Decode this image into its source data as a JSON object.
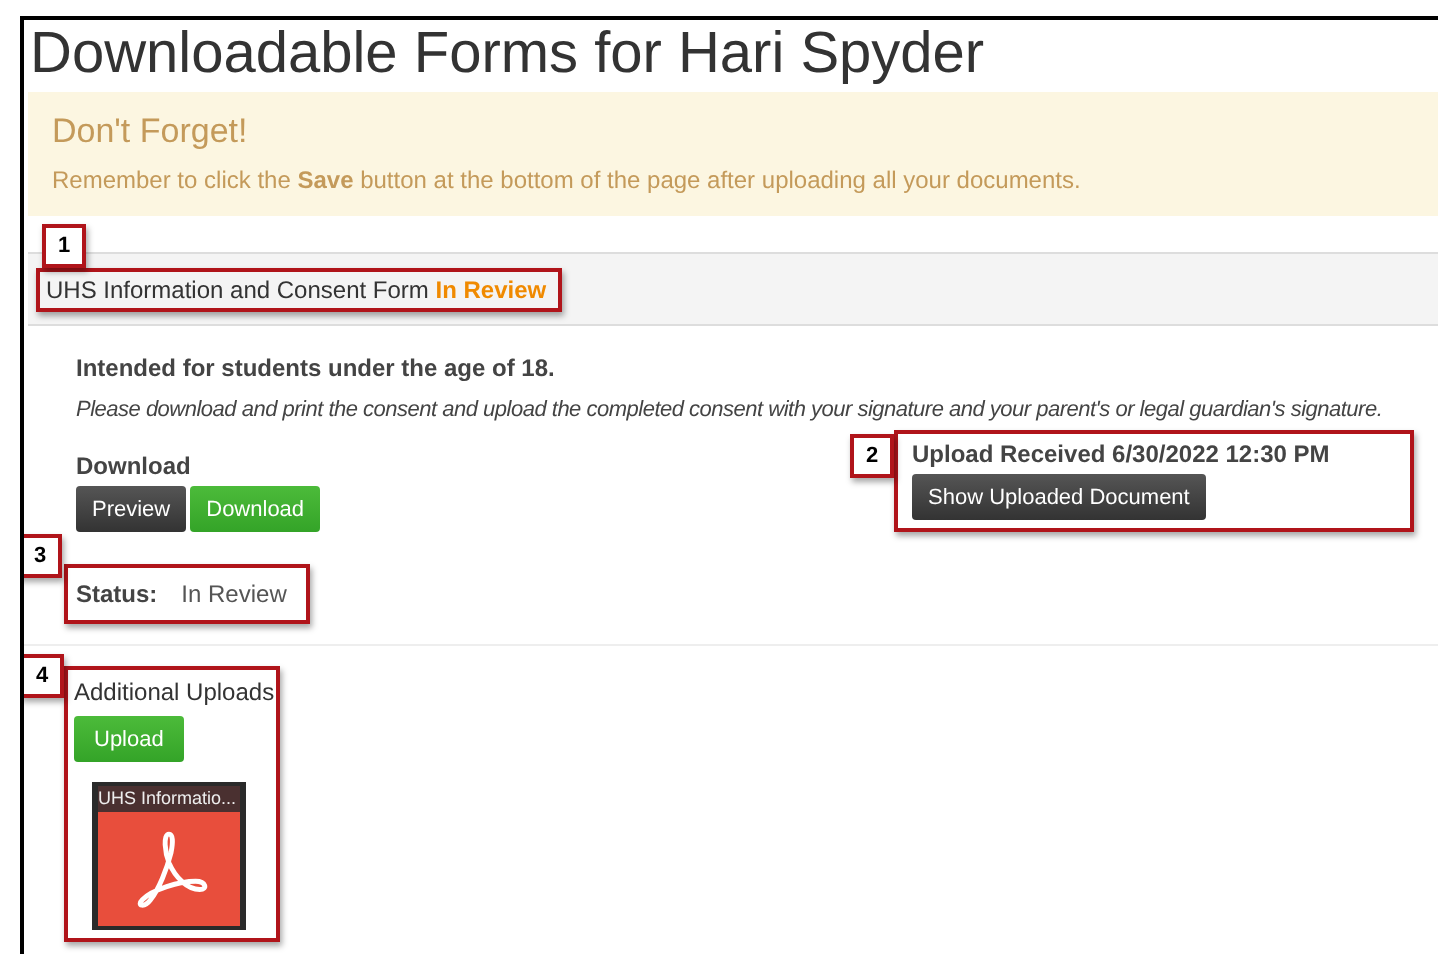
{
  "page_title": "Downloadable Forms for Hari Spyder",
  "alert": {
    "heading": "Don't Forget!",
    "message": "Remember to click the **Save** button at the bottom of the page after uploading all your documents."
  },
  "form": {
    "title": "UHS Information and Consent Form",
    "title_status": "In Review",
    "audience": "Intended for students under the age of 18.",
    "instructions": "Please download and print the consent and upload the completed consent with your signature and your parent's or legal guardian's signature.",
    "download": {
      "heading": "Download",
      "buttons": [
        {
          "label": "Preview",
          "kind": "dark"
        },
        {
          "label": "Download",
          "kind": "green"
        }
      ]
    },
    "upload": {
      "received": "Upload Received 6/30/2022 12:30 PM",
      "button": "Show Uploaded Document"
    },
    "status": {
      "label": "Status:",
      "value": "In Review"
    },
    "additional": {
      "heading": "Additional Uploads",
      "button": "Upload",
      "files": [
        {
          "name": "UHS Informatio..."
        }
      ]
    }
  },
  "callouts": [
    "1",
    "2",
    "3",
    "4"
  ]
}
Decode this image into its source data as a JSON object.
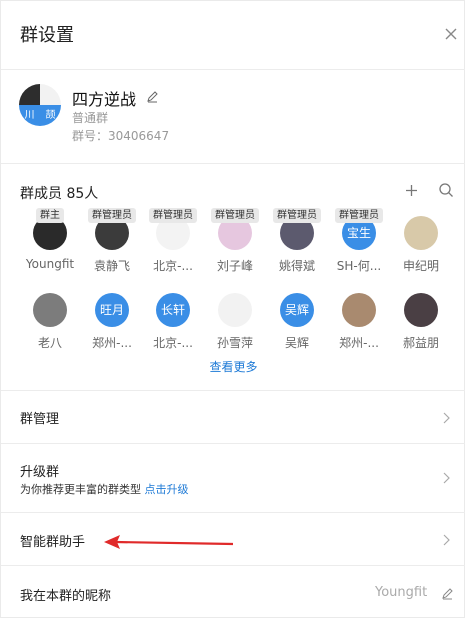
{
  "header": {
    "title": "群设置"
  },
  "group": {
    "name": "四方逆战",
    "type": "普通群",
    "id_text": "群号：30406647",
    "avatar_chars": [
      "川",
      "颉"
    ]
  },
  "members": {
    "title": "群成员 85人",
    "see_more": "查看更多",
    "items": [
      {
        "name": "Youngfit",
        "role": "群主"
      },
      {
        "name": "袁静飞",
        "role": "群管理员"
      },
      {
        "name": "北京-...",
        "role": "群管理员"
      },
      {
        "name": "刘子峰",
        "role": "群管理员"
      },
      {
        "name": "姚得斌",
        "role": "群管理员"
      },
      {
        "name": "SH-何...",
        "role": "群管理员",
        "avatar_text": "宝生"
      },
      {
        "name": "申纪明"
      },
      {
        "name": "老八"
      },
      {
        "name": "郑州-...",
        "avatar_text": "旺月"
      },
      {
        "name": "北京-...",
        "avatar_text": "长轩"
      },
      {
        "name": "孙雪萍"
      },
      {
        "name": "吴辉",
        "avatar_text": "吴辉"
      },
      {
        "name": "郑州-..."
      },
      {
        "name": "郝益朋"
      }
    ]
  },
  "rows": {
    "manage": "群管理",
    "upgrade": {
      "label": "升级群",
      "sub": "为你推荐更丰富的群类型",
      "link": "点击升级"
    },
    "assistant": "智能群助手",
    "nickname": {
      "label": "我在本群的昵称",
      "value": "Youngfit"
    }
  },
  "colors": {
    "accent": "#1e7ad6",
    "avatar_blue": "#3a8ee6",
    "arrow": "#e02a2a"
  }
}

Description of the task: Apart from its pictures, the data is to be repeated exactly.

Response below:
Decode this image into its source data as a JSON object.
{
  "page_title": "Downloadable Forms for Hari Spyder",
  "alert": {
    "heading": "Don't Forget!",
    "message": "Remember to click the **Save** button at the bottom of the page after uploading all your documents."
  },
  "form": {
    "title": "UHS Information and Consent Form",
    "title_status": "In Review",
    "audience": "Intended for students under the age of 18.",
    "instructions": "Please download and print the consent and upload the completed consent with your signature and your parent's or legal guardian's signature.",
    "download": {
      "heading": "Download",
      "buttons": [
        {
          "label": "Preview",
          "kind": "dark"
        },
        {
          "label": "Download",
          "kind": "green"
        }
      ]
    },
    "upload": {
      "received": "Upload Received 6/30/2022 12:30 PM",
      "button": "Show Uploaded Document"
    },
    "status": {
      "label": "Status:",
      "value": "In Review"
    },
    "additional": {
      "heading": "Additional Uploads",
      "button": "Upload",
      "files": [
        {
          "name": "UHS Informatio..."
        }
      ]
    }
  },
  "callouts": [
    "1",
    "2",
    "3",
    "4"
  ]
}
Decode this image into its source data as a JSON object.
{
  "header": {
    "title": "群设置"
  },
  "group": {
    "name": "四方逆战",
    "type": "普通群",
    "id_text": "群号：30406647",
    "avatar_chars": [
      "川",
      "颉"
    ]
  },
  "members": {
    "title": "群成员 85人",
    "see_more": "查看更多",
    "items": [
      {
        "name": "Youngfit",
        "role": "群主"
      },
      {
        "name": "袁静飞",
        "role": "群管理员"
      },
      {
        "name": "北京-...",
        "role": "群管理员"
      },
      {
        "name": "刘子峰",
        "role": "群管理员"
      },
      {
        "name": "姚得斌",
        "role": "群管理员"
      },
      {
        "name": "SH-何...",
        "role": "群管理员",
        "avatar_text": "宝生"
      },
      {
        "name": "申纪明"
      },
      {
        "name": "老八"
      },
      {
        "name": "郑州-...",
        "avatar_text": "旺月"
      },
      {
        "name": "北京-...",
        "avatar_text": "长轩"
      },
      {
        "name": "孙雪萍"
      },
      {
        "name": "吴辉",
        "avatar_text": "吴辉"
      },
      {
        "name": "郑州-..."
      },
      {
        "name": "郝益朋"
      }
    ]
  },
  "rows": {
    "manage": "群管理",
    "upgrade": {
      "label": "升级群",
      "sub": "为你推荐更丰富的群类型",
      "link": "点击升级"
    },
    "assistant": "智能群助手",
    "nickname": {
      "label": "我在本群的昵称",
      "value": "Youngfit"
    }
  },
  "colors": {
    "accent": "#1e7ad6",
    "avatar_blue": "#3a8ee6",
    "arrow": "#e02a2a"
  }
}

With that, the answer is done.